They Will Get Fooled Again
By: Robert E. Meyer
The late Christian philosopher and apologist Francis Schaeffer was once asked by a colleague which cultural trend he feared most looking toward the future. Without hesitation, Schaeffer replied “statism.”
Our presidential campaign thus far has shown us that Schaeffer’s concerns from yesteryear were anything but indulgence in paranoia.
The democratic front runner, Barack Obama, has garnered much political capital on a vague platform template of “change.” His swooning crowds of admirers reflexively applauding, or even fainting, at his every statement and gesture. Obama’s campaign has been so emotionally hypnotic, that Schaeffer’s son Frank is gushing giddily about supporting Barack with his heart. What candidate of the opposition party has ever offered anything unique to the theme of change?
What this “change” really connotes, amounts to more government programs, and increased dependence on government, resulting in greater learned helplessness by individual citizens.

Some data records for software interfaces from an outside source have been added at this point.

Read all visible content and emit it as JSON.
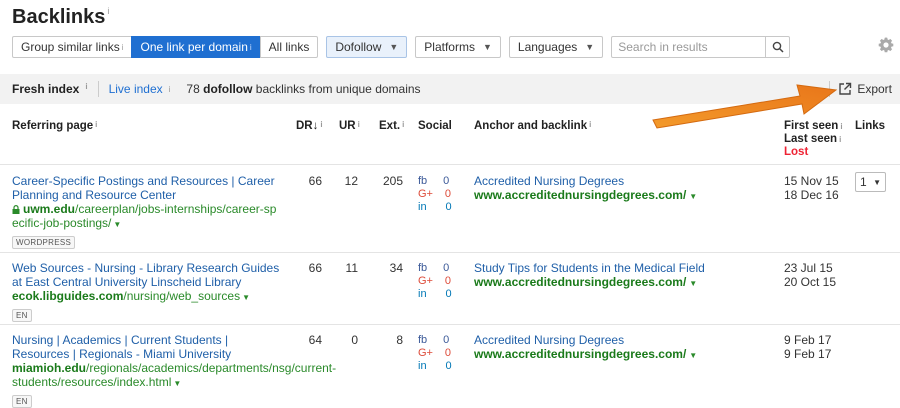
{
  "page": {
    "title": "Backlinks",
    "info": "i"
  },
  "toolbar": {
    "group_similar": "Group similar links",
    "one_per_domain": "One link per domain",
    "all_links": "All links",
    "dofollow": "Dofollow",
    "platforms": "Platforms",
    "languages": "Languages",
    "search_placeholder": "Search in results"
  },
  "index_bar": {
    "fresh": "Fresh index",
    "live": "Live index",
    "count": "78",
    "count_bold": "dofollow",
    "count_suffix": "backlinks from unique domains",
    "export": "Export"
  },
  "table": {
    "headers": {
      "referring_page": "Referring page",
      "dr": "DR",
      "ur": "UR",
      "ext": "Ext.",
      "social": "Social",
      "anchor": "Anchor and backlink",
      "first_seen": "First seen",
      "last_seen": "Last seen",
      "lost": "Lost",
      "links": "Links"
    },
    "rows": [
      {
        "title": "Career-Specific Postings and Resources | Career Planning and Resource Center",
        "url_domain": "uwm.edu",
        "url_path": "/careerplan/jobs-internships/career-specific-job-postings/",
        "tag": "WORDPRESS",
        "dr": "66",
        "ur": "12",
        "ext": "205",
        "fb": "0",
        "gp": "0",
        "in": "0",
        "anchor": "Accredited Nursing Degrees",
        "backlink": "www.accreditednursingdegrees.com/",
        "first_seen": "15 Nov 15",
        "last_seen": "18 Dec 16",
        "links": "1"
      },
      {
        "title": "Web Sources - Nursing - Library Research Guides at East Central University Linscheid Library",
        "url_domain": "ecok.libguides.com",
        "url_path": "/nursing/web_sources",
        "tag": "EN",
        "dr": "66",
        "ur": "11",
        "ext": "34",
        "fb": "0",
        "gp": "0",
        "in": "0",
        "anchor": "Study Tips for Students in the Medical Field",
        "backlink": "www.accreditednursingdegrees.com/",
        "first_seen": "23 Jul 15",
        "last_seen": "20 Oct 15"
      },
      {
        "title": "Nursing | Academics | Current Students | Resources | Regionals - Miami University",
        "url_domain": "miamioh.edu",
        "url_path": "/regionals/academics/departments/nsg/current-students/resources/index.html",
        "tag": "EN",
        "dr": "64",
        "ur": "0",
        "ext": "8",
        "fb": "0",
        "gp": "0",
        "in": "0",
        "anchor": "Accredited Nursing Degrees",
        "backlink": "www.accreditednursingdegrees.com/",
        "first_seen": "9 Feb 17",
        "last_seen": "9 Feb 17"
      }
    ]
  },
  "social_labels": {
    "fb": "fb",
    "gp": "G+",
    "in": "in"
  },
  "colors": {
    "accent": "#1f6fd1",
    "green": "#2a8a2a",
    "lost": "#e23333",
    "arrow": "#f08a1c"
  }
}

People are now asking government to meet the needs that were once obligations of individuals themselves, family and neighbors, the public charity, church organizations, and Almighty God. A clear recipe for tyranny.

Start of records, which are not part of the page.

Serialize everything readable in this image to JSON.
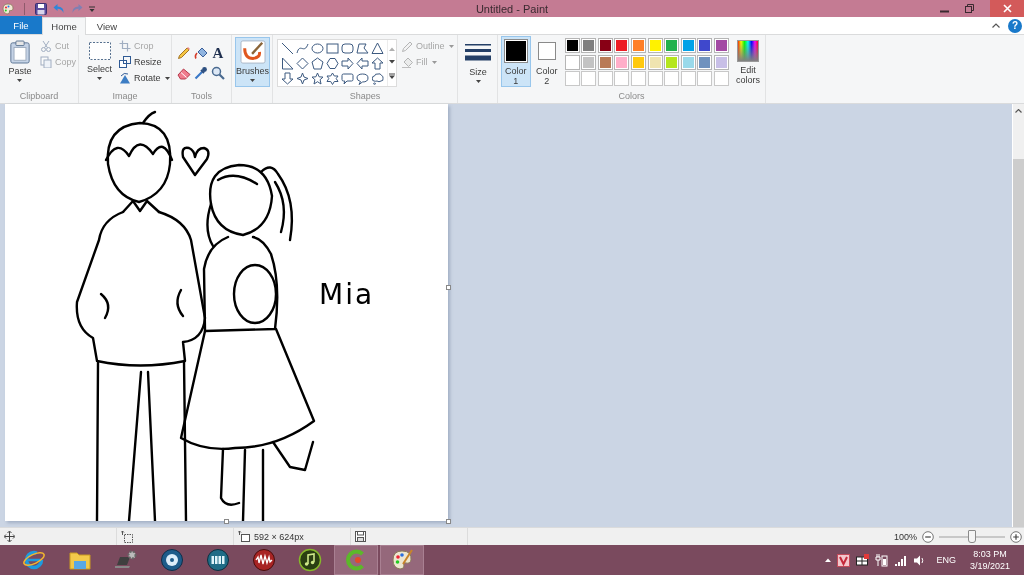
{
  "window": {
    "title": "Untitled - Paint"
  },
  "quick_access": {
    "undo": {
      "disabled": false
    },
    "redo": {
      "disabled": true
    }
  },
  "tabs": [
    {
      "label": "File",
      "kind": "file",
      "selected": false
    },
    {
      "label": "Home",
      "kind": "tab",
      "selected": true
    },
    {
      "label": "View",
      "kind": "tab",
      "selected": false
    }
  ],
  "help": "?",
  "ribbon": {
    "clipboard": {
      "label": "Clipboard",
      "paste": "Paste",
      "items": [
        {
          "kind": "cut",
          "label": "Cut",
          "disabled": true,
          "dropdown": false
        },
        {
          "kind": "copy",
          "label": "Copy",
          "disabled": true,
          "dropdown": false
        }
      ]
    },
    "image": {
      "label": "Image",
      "select": "Select",
      "items": [
        {
          "kind": "crop",
          "label": "Crop",
          "disabled": true,
          "dropdown": false
        },
        {
          "kind": "resize",
          "label": "Resize",
          "disabled": false,
          "dropdown": false
        },
        {
          "kind": "rotate",
          "label": "Rotate",
          "disabled": false,
          "dropdown": true
        }
      ]
    },
    "tools": {
      "label": "Tools",
      "text_glyph": "A"
    },
    "brushes": {
      "label": "Brushes",
      "selected": true
    },
    "shapes": {
      "label": "Shapes",
      "options": [
        {
          "kind": "outline",
          "label": "Outline",
          "disabled": true,
          "dropdown": true
        },
        {
          "kind": "fill",
          "label": "Fill",
          "disabled": true,
          "dropdown": true
        }
      ]
    },
    "size": {
      "label": "Size"
    },
    "colors": {
      "label": "Colors",
      "slots": [
        {
          "label": "Color 1",
          "color": "#000000",
          "selected": true
        },
        {
          "label": "Color 2",
          "color": "#ffffff",
          "selected": false
        }
      ],
      "palette": [
        {
          "kind": "swatch",
          "color": "#000000"
        },
        {
          "kind": "swatch",
          "color": "#7f7f7f"
        },
        {
          "kind": "swatch",
          "color": "#880015"
        },
        {
          "kind": "swatch",
          "color": "#ed1c24"
        },
        {
          "kind": "swatch",
          "color": "#ff7f27"
        },
        {
          "kind": "swatch",
          "color": "#fff200"
        },
        {
          "kind": "swatch",
          "color": "#22b14c"
        },
        {
          "kind": "swatch",
          "color": "#00a2e8"
        },
        {
          "kind": "swatch",
          "color": "#3f48cc"
        },
        {
          "kind": "swatch",
          "color": "#a349a4"
        },
        {
          "kind": "swatch",
          "color": "#ffffff"
        },
        {
          "kind": "swatch",
          "color": "#c3c3c3"
        },
        {
          "kind": "swatch",
          "color": "#b97a57"
        },
        {
          "kind": "swatch",
          "color": "#ffaec9"
        },
        {
          "kind": "swatch",
          "color": "#ffc90e"
        },
        {
          "kind": "swatch",
          "color": "#efe4b0"
        },
        {
          "kind": "swatch",
          "color": "#b5e61d"
        },
        {
          "kind": "swatch",
          "color": "#99d9ea"
        },
        {
          "kind": "swatch",
          "color": "#7092be"
        },
        {
          "kind": "swatch",
          "color": "#c8bfe7"
        },
        {
          "kind": "empty"
        },
        {
          "kind": "empty"
        },
        {
          "kind": "empty"
        },
        {
          "kind": "empty"
        },
        {
          "kind": "empty"
        },
        {
          "kind": "empty"
        },
        {
          "kind": "empty"
        },
        {
          "kind": "empty"
        },
        {
          "kind": "empty"
        },
        {
          "kind": "empty"
        }
      ],
      "edit": "Edit colors"
    }
  },
  "canvas": {
    "signature": "Mia"
  },
  "status_bar": {
    "dimensions": "592 × 624px",
    "zoom": "100%",
    "zoom_slider": {
      "level": 0.5
    }
  },
  "taskbar": {
    "apps": [
      {
        "kind": "browser",
        "highlighted": false
      },
      {
        "kind": "folder",
        "highlighted": false
      },
      {
        "kind": "laptop",
        "highlighted": false
      },
      {
        "kind": "disc",
        "highlighted": false
      },
      {
        "kind": "film",
        "highlighted": false
      },
      {
        "kind": "audio",
        "highlighted": false
      },
      {
        "kind": "music",
        "highlighted": false
      },
      {
        "kind": "cleaner",
        "highlighted": true
      },
      {
        "kind": "paint",
        "highlighted": true
      }
    ],
    "tray": {
      "language": "ENG",
      "time": "8:03 PM",
      "date": "3/19/2021"
    }
  }
}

The Democratic platform, and to a lesser degree some Republican politicians, have forsaken individual accountability and initiative, while moving in a direction contrary to the roles of limited government delineated by our Founders. The best government is one that governs least.

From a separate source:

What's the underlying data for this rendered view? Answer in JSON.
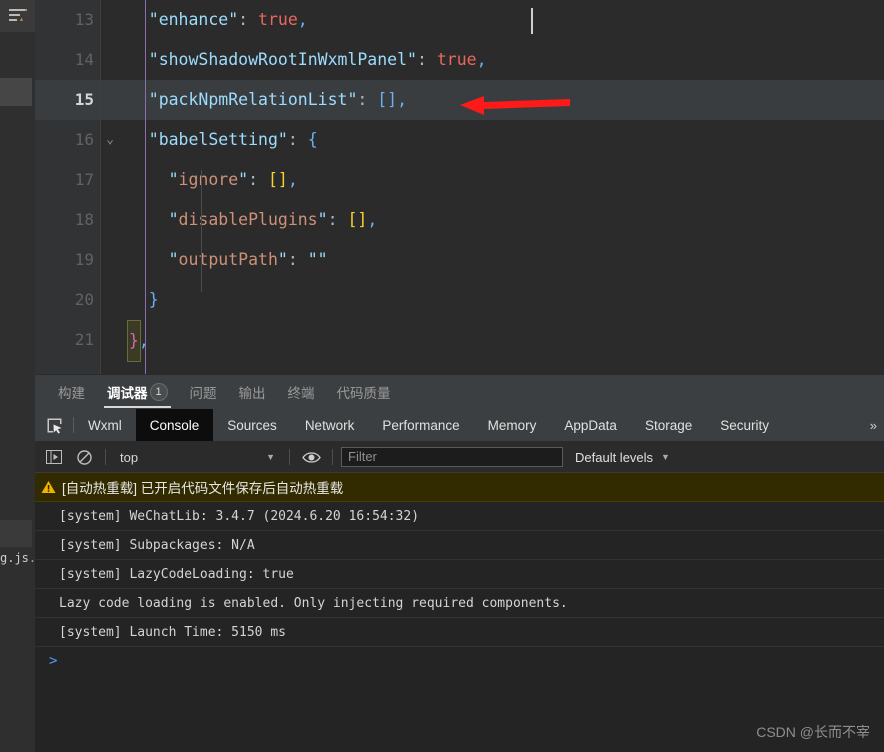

Far too many people have stopped asking the question about what limited role in society our government should fulfill, but have hopped aboard the gravy train to paradise, never suspecting it to be the graveyard express to the ideological gulag.
In 1971, the English rock band, The Who, released an album that featured their anthem “Won’t Get Fooled Again.”
The refrain from the song is totally appropriate, and further reminds me of the populist reaction to this overworked theme that change of any sort is virtue…
I’ll tip my hat to the new constitution
Take a bow for the new revolution
Smile and grin at the change all around me
Pick up my guitar and play
Just like yesterday
Then I’ll get on my knees and pray
We don’t get fooled again
Since the time of the New Deal, we have increasingly become a wayward people that asks government to solve all of our problems, rather than one that provides a clear pathway for individual initiative and virtue. The Great Society lies in smoldering ruins, but some Pollyanna hope for government-made utopia soars like a Phoenix above the ashes.
The contemporary view is that everything from health care to education is a “right.” That sort of mentality is the kerosene fueling the engines of enthusiasm for the democratic political tent revivals.
True charity is an obligation of mercy and grace placed on those able to provide sustenance and aid to those truly in need. Nobody has a right to benefits funded by wealth taken involuntarily from others. Such mandates are not compassion, but extortion that will ultimately lead to worse disparity then it remedies.
We are seeing the emergence of a false messianic state. In order to incorporate an essential religious theme into their campaign message, liberal candidates and political commentators have presented a socialist reinterpretation of The Sermon on the Mount as the true biblical paradigm.
Our problem is not whether we are ready for the first minority president, or the first women president. The question is whether America’s good is best served, in either case, by a potential leader that will lurch us further toward socialism than George McGovern would have in 1972.
That sort of change is anathema!